As the graph below shows, Indonesia’s gross savings rate is about 30 percent of national income — a very respectable figure close to that of Thailand, Vietnam and the Philippines. The problem is that Indonesia is depleting natural resources at such a high rate that genuine savings amounts to just seven percent of national income. (By the way, Malaysia, another resource-rich country, is not doing much better, despite a reported gross saving rate of more than 35 percent.)
It’s worth noting that there is a somewhat reassuring trend in Indonesia’s genuine saving rate. Gross domestic saving has risen sharply in recent years. This gain, combined with a decrease in energy depletion as oil reserves are used up, has pushed Indonesia’s genuine saving into positive territory after many years of negative net saving. But the trend is vulnerable to reversal as Indonesia ramps up natural gas production and world commodity prices come down from their recent peaks.
Natural resource depletion also puts Indonesia’s currently healthy government finances at risk. Oil and gas sales generate more than one-fifth of total government revenue, reducing pressure on politicians to develop more sustainable sources of income. Indonesians were not forced to pay much in taxes during the authoritarian Suharto years, which, in a sense, was a wasted opportunity since well-entrenched military-backed governments have the luxury of promulgating unpopular policies. Today, Indonesia is a democracy, and the reluctance of successive administrations to pare down wasteful fuel subsidies from the budget or to raise taxes suggests how difficult it is for a country long accustomed to easing its fiscal problems by pumping oil to pull up its socks.
This much is clear, however: Indonesia cannot get rich by eating its seed corn. This doesn’t mean, however, that Indonesia must necessarily slow the exploitation of all natural resources. On one hand, the gains from protecting primary rainforests are particularly large given the massive social and political costs of forest destruction. On the other, mineral depletion still makes up a relatively small proportion of dissaving. What is clear is that the country must break the habit of financing consumption growth from natural resource rents, and that economic growth in the long run depends on sustained increases in investment in physical and human capital. The immediate goal then, should be containment of deforestation plus the phase-out of fuel subsidies — in particular, fuel subsidies to the affluent — and to create incentives for investment in productive capacity and skills.

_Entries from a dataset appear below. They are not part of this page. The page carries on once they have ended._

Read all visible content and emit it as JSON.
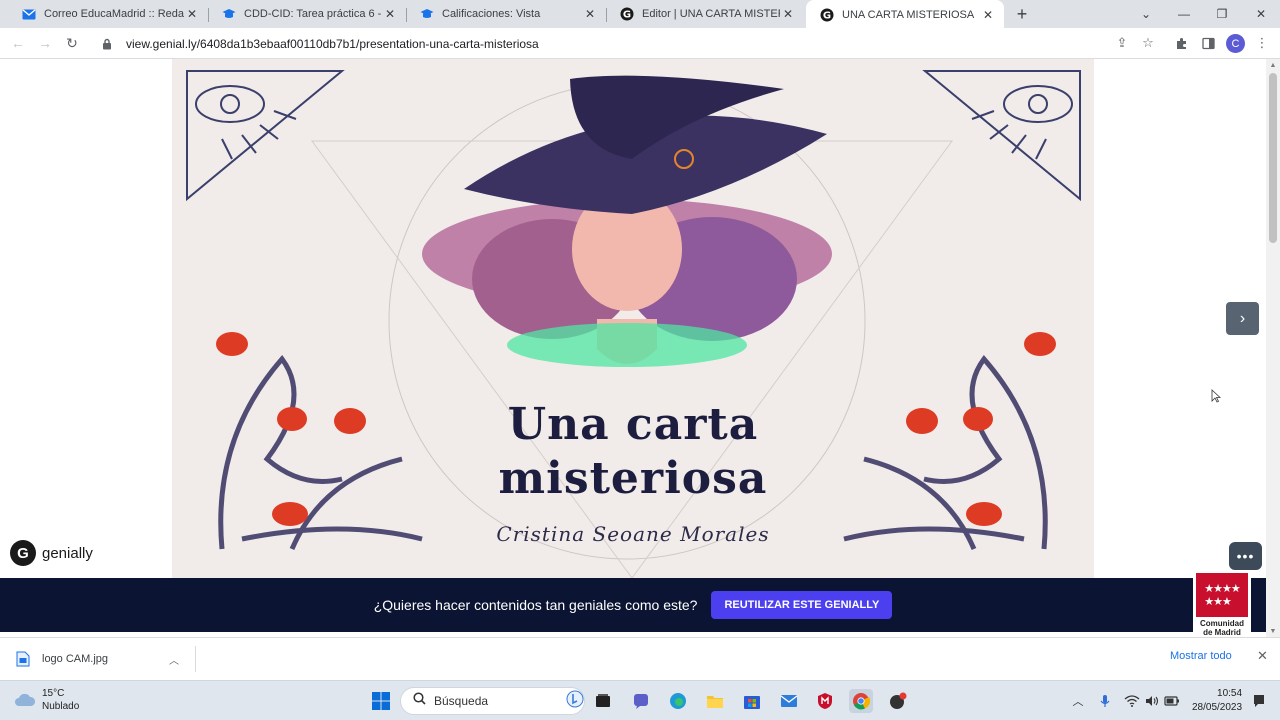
{
  "browser": {
    "tabs": [
      {
        "title": "Correo EducaMadrid :: Redactar",
        "favicon": "mail-icon"
      },
      {
        "title": "CDD-CID: Tarea práctica 6 - Nive",
        "favicon": "graduation-cap-icon"
      },
      {
        "title": "Calificaciones: Vista",
        "favicon": "graduation-cap-icon"
      },
      {
        "title": "Editor | UNA CARTA MISTERIOSA",
        "favicon": "genially-icon"
      },
      {
        "title": "UNA CARTA MISTERIOSA",
        "favicon": "genially-icon"
      }
    ],
    "active_tab": 4,
    "url": "view.genial.ly/6408da1b3ebaaf00110db7b1/presentation-una-carta-misteriosa",
    "profile_initial": "C"
  },
  "slide": {
    "title_line1": "Una carta",
    "title_line2": "misteriosa",
    "author": "Cristina Seoane Morales"
  },
  "genially": {
    "brand": "genially",
    "banner_text": "¿Quieres hacer contenidos tan geniales como este?",
    "banner_button": "REUTILIZAR ESTE GENIALLY",
    "more_button": "•••"
  },
  "cam_logo": {
    "line1": "Comunidad",
    "line2": "de Madrid"
  },
  "download_bar": {
    "file_name": "logo CAM.jpg",
    "show_all": "Mostrar todo"
  },
  "taskbar": {
    "temperature": "15°C",
    "weather": "Nublado",
    "search_placeholder": "Búsqueda",
    "time": "10:54",
    "date": "28/05/2023"
  },
  "colors": {
    "banner_bg": "#0b1533",
    "banner_button": "#4b3ff0",
    "slide_bg": "#f1ecea",
    "title_color": "#1c1d3f"
  }
}
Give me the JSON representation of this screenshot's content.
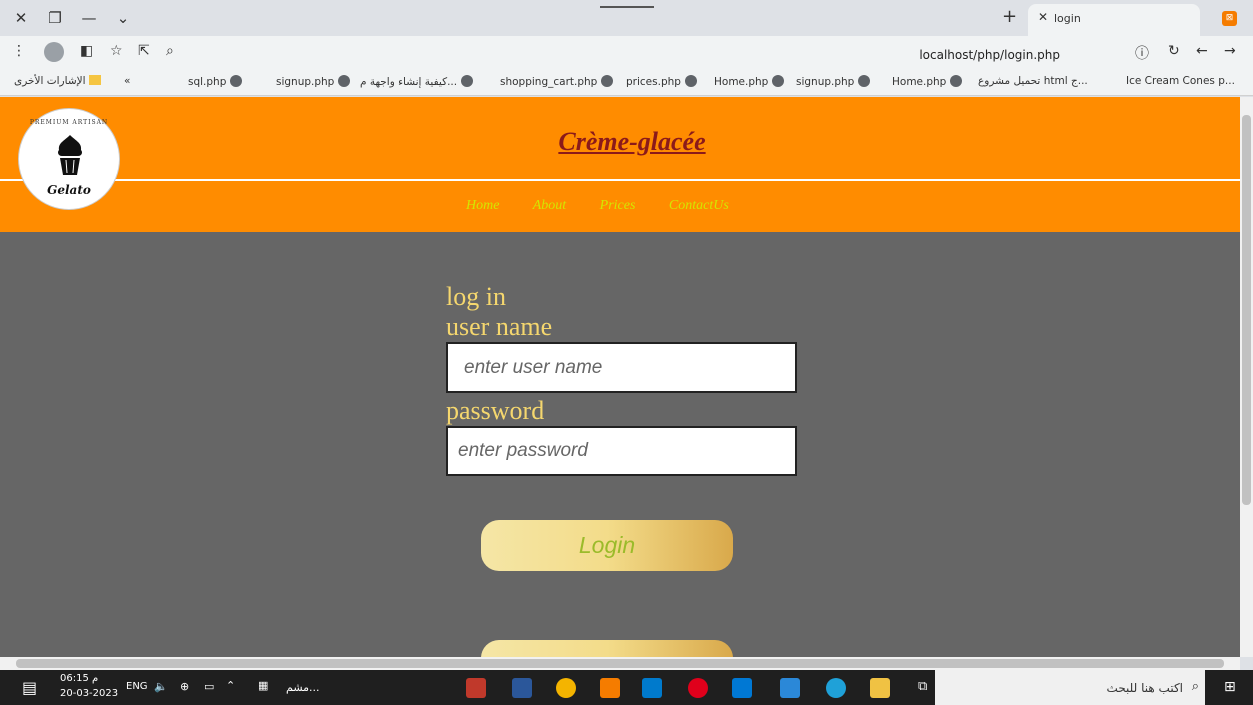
{
  "browser": {
    "tab_title": "login",
    "url": "localhost/php/login.php",
    "bookmarks": [
      "Ice Cream Cones p...",
      "تحميل مشروع html ج...",
      "Home.php",
      "signup.php",
      "Home.php",
      "prices.php",
      "shopping_cart.php",
      "كيفية إنشاء واجهة م...",
      "signup.php",
      "sql.php"
    ],
    "other_bookmarks": "الإشارات الأخرى",
    "more_bookmarks": "«"
  },
  "site": {
    "title": "Crème-glacée",
    "logo_top": "PREMIUM ARTISAN",
    "logo_word": "Gelato",
    "nav": [
      "Home",
      "About",
      "Prices",
      "ContactUs"
    ]
  },
  "form": {
    "heading": "log in",
    "username_label": "user name",
    "username_placeholder": "enter user name",
    "password_label": "password",
    "password_placeholder": "enter password",
    "login_button": "Login"
  },
  "taskbar": {
    "time": "06:15 م",
    "date": "20-03-2023",
    "lang": "ENG",
    "search_placeholder": "اكتب هنا للبحث",
    "app_label": "مشم..."
  }
}
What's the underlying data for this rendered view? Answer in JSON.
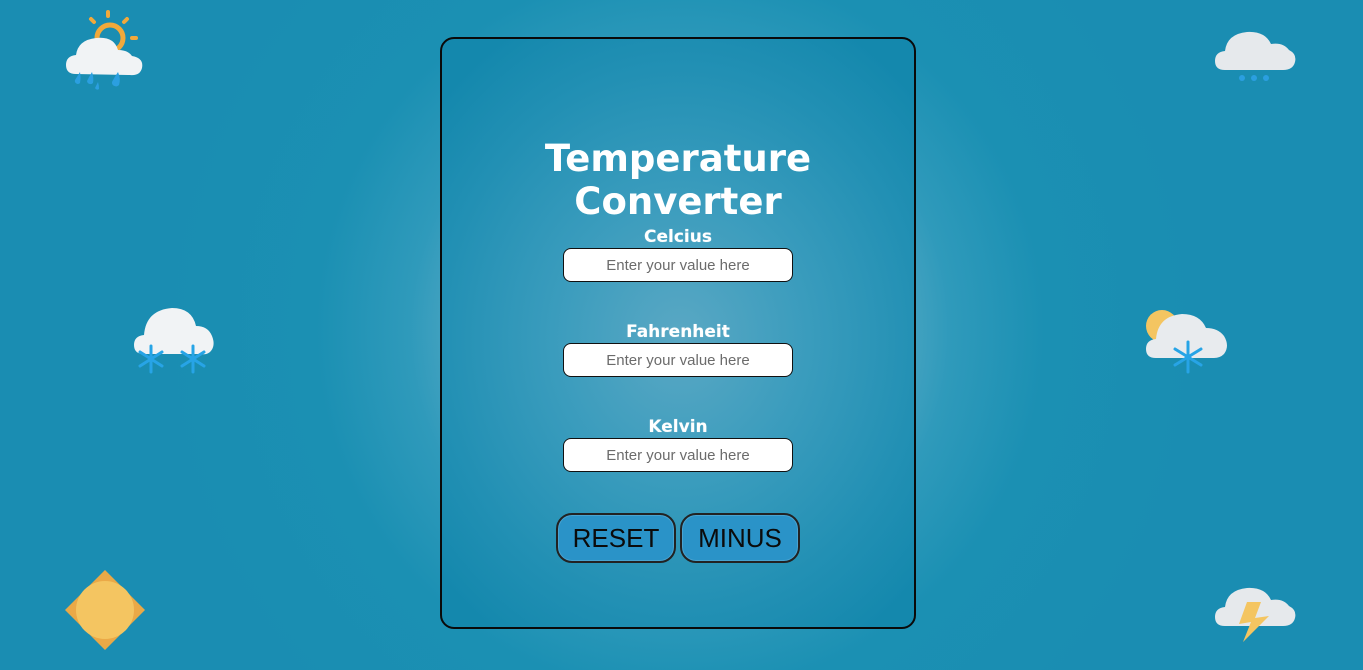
{
  "converter": {
    "title": "Temperature Converter",
    "fields": [
      {
        "label": "Celcius",
        "value": "",
        "placeholder": "Enter your value here"
      },
      {
        "label": "Fahrenheit",
        "value": "",
        "placeholder": "Enter your value here"
      },
      {
        "label": "Kelvin",
        "value": "",
        "placeholder": "Enter your value here"
      }
    ],
    "buttons": {
      "reset_label": "RESET",
      "minus_label": "MINUS"
    }
  },
  "background_icons": [
    {
      "name": "sun-cloud-rain-icon"
    },
    {
      "name": "rain-cloud-icon"
    },
    {
      "name": "snow-cloud-icon"
    },
    {
      "name": "sun-cloud-snow-icon"
    },
    {
      "name": "sun-icon"
    },
    {
      "name": "thunder-cloud-icon"
    }
  ],
  "colors": {
    "background": "#1a8db2",
    "card_center": "#5aa8c4",
    "button_fill": "#2a93c8",
    "sun_yellow": "#f4c561",
    "sun_orange": "#f2a93b",
    "cloud": "#f1f3f5",
    "rain_blue": "#2b9fe0",
    "snow_blue": "#27a4e6"
  }
}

Indonesia is hardly the only resource-rich emerging market country that is using its natural wealth in unsustainable ways. Saudi Arabia’s genuine savings rate was negative in 2008 (the latest year for which figures are available) and is probably in worse shape today. Failed states in Africa — think of Congo or Equitorial Guinea — save almost nothing and produce almost nothing other fast-depleting minerals. But Indonesia is an especially important case, a large country that in many ways appears ready for rapid development. It would be very sad, indeed, if a legacy of resource profligacy slowed it down.

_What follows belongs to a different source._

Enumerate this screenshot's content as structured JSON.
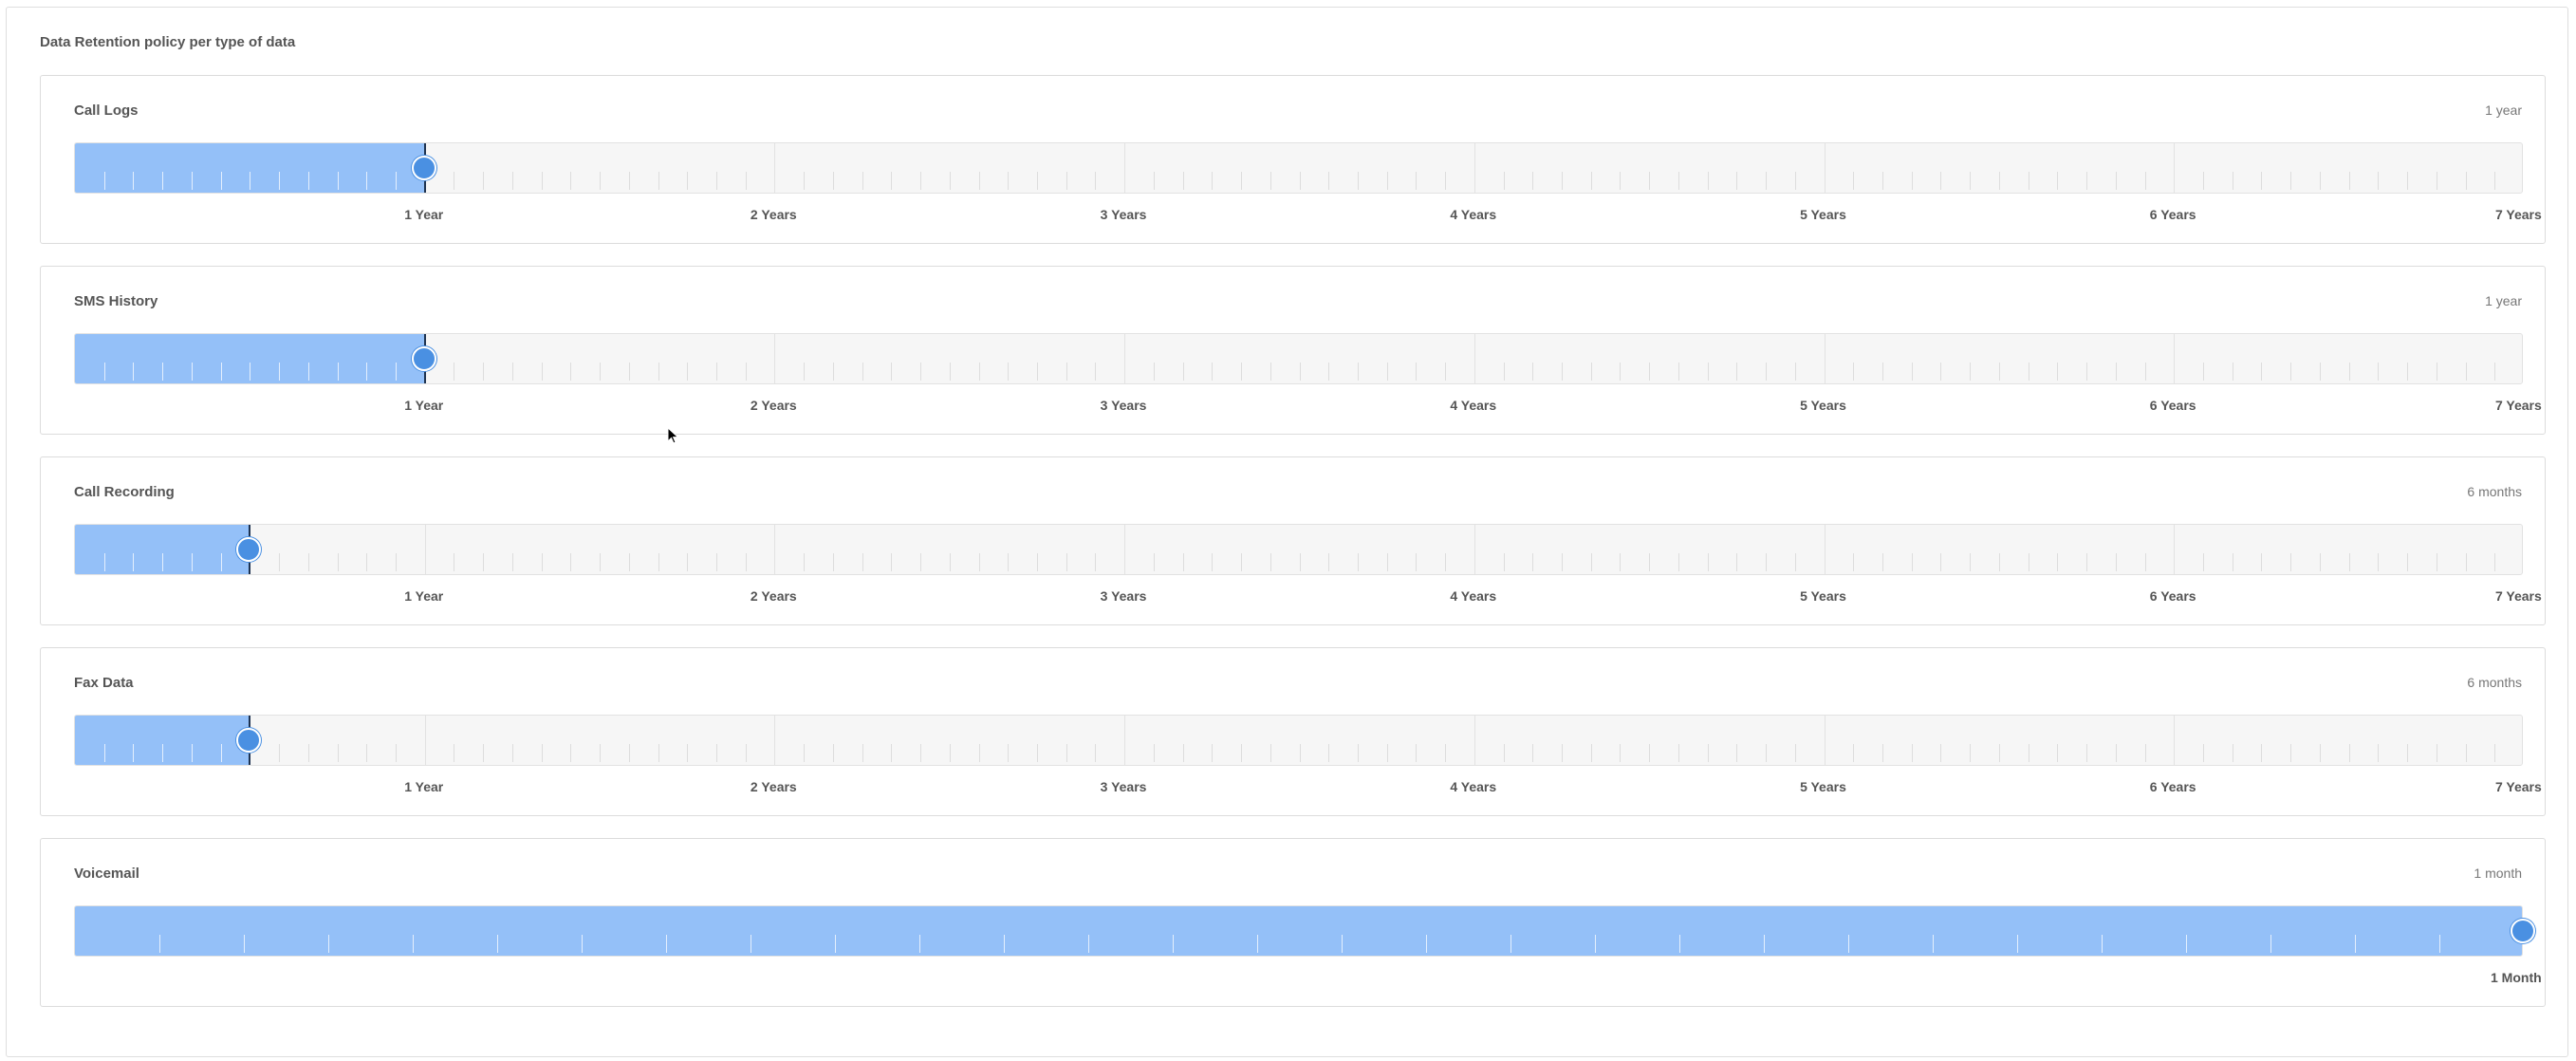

Joshua Keating is associate editor at Foreign Policy and the editor of the Passport blog. He has worked as a researcher, editorial assistant, and deputy Web editor since joining the FP staff in 2007. In addition to being featured in Foreign Policy, his writing has been published by the Washington Post, Newsweek International, Radio Prague, the Center for Defense Information, and Romania's Adevarul newspaper. He has appeared as a commentator on CNN International, C-Span, ABC News, Al Jazeera, NPR, BBC radio, and others. A native of Brooklyn, New York, he studied comparative politics at Oberlin College.| Passport |